Formula 1 motorsports managing director Ross Brawn spoke of his surprise that teams had not perhaps anticipated the ‘porpoising’ that occurred in Barcelona, given the amount of time that went into preparing the cars. Szafnauer admitted it had not shown itself in Alpine’s simulations, but there is still work to do to find a full fix.

“The good news is we didn’t have it so much during the test. We changed some things on the car, not only the ride height,” he said.

“In our simulations we couldn’t see it, or it didn’t happen.
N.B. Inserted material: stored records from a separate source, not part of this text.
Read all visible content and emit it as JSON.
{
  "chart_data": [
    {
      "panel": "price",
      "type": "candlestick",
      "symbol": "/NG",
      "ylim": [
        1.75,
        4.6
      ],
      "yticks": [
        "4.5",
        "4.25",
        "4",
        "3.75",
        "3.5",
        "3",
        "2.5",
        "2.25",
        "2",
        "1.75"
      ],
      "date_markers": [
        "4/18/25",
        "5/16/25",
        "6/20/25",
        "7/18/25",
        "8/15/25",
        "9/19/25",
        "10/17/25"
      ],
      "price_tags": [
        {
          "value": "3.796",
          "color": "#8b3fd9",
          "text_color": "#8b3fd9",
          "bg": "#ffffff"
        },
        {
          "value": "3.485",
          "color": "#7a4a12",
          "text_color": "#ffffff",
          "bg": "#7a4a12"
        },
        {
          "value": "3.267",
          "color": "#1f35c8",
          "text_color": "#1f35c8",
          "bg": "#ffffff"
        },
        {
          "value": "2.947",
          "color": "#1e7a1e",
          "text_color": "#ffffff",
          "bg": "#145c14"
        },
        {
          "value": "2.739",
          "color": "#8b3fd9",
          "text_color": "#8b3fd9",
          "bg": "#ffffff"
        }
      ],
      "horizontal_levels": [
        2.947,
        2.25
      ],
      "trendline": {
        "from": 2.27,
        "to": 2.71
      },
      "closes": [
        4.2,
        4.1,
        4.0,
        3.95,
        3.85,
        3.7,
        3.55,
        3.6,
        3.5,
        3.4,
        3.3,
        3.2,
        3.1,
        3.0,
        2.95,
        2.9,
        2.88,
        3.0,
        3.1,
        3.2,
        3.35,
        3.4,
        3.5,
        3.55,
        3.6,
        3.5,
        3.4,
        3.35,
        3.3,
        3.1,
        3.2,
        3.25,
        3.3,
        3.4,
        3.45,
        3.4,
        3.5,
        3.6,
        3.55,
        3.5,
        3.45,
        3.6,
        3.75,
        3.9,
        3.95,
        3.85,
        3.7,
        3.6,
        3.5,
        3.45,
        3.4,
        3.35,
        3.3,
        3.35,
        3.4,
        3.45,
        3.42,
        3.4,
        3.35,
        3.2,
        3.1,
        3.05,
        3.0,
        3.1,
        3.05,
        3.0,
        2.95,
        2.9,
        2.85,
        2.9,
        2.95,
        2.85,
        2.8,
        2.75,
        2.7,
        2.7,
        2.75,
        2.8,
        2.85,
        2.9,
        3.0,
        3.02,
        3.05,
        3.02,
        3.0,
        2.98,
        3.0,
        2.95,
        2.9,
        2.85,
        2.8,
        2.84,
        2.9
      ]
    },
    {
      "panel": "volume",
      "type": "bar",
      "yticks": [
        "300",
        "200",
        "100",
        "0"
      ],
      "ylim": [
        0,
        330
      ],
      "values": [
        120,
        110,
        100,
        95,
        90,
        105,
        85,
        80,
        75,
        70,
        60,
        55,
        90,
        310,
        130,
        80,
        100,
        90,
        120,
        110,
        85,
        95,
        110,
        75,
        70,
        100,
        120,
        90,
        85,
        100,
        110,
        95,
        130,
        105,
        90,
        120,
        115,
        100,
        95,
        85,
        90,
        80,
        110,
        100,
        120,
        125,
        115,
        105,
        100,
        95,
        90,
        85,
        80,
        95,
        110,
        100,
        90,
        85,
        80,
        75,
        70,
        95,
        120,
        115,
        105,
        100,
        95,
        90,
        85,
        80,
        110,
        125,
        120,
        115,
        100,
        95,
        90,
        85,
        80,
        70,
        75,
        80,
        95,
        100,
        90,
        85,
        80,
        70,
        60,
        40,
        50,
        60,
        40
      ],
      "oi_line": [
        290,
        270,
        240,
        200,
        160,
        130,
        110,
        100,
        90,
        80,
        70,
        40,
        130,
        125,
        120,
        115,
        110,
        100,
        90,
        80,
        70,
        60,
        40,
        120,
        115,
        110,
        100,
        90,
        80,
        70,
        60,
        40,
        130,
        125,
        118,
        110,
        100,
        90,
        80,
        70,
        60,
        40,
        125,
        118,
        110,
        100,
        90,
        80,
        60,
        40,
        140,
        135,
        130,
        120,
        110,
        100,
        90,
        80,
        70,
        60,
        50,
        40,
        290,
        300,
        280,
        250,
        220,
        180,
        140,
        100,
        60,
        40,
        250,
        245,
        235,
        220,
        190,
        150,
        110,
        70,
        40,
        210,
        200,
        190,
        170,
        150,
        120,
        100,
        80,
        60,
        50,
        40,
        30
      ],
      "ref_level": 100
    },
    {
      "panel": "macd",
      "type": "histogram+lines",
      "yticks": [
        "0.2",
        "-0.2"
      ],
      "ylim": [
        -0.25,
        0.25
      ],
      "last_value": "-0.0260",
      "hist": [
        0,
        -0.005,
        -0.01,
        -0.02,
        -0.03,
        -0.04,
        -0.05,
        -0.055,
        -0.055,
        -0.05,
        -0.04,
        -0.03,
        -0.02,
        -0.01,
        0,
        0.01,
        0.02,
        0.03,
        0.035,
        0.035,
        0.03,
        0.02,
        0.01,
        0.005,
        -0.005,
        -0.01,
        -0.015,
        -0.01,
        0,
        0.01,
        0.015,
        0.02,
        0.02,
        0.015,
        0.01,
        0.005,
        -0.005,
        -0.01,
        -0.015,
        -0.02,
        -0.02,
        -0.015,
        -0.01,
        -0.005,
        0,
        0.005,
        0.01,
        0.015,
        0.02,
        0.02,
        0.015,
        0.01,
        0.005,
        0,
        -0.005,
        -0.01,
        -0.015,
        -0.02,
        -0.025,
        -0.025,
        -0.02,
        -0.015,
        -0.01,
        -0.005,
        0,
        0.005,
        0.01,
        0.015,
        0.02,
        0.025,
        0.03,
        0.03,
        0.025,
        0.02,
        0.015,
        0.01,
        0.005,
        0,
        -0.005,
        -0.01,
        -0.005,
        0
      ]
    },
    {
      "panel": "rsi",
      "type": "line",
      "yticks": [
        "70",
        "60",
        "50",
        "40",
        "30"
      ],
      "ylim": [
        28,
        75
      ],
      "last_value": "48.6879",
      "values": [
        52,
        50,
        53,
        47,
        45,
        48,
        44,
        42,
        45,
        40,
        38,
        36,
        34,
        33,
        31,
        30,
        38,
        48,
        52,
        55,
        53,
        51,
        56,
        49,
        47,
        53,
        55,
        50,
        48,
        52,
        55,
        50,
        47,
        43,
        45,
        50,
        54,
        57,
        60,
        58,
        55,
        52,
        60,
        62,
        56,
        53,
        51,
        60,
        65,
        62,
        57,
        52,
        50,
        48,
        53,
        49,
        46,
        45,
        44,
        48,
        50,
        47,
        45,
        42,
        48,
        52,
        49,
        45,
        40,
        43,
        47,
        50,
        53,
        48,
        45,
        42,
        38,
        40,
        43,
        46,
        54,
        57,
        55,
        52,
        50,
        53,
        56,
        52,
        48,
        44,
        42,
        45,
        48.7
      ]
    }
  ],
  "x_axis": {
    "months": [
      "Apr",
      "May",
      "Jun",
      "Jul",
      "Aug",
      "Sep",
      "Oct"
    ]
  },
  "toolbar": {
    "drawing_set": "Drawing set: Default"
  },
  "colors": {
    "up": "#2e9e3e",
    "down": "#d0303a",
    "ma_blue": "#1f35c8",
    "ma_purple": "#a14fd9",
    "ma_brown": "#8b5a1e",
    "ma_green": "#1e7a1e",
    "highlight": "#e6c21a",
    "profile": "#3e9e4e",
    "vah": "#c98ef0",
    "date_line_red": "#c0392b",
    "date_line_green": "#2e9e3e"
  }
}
And it wasn’t really something all the designers, the chief designers and aerodynamicists, had in mind to pay attention to. It didn’t show up until the tests.

“That shows that even with all the simulation tools we have, there is nothing that compares to reality.

“But I think the more we learn about how we set up the car, the closer we get to a solution.

“And the more you learn, the more you can make design changes to solve the problem. I wonder if that will happen quickly. I think the worse the problem is, the more motivated we will be to fix it.”


Alpine CEO Laurent Rossi has admitted that the team do not look “incredibly competitive” after six days of pre-season running, but the cars are yet to run at full capacity.

Alpine’s place in the competitive order is unclear, and Szafnauer believes it’s anyone’s guess as to who will be at the front in Bahrain at the weekend.

“It’s hard to say who the top three are,” he said. “Ferrari looks consistently good. Mercedes, I don’t think, have shown what they’re capable of yet. So it’s really hard to say.”


Alpine are not ‘incredibly competitive’

Laurent Rossi does not believe Alpine are incredibly competitive at the moment.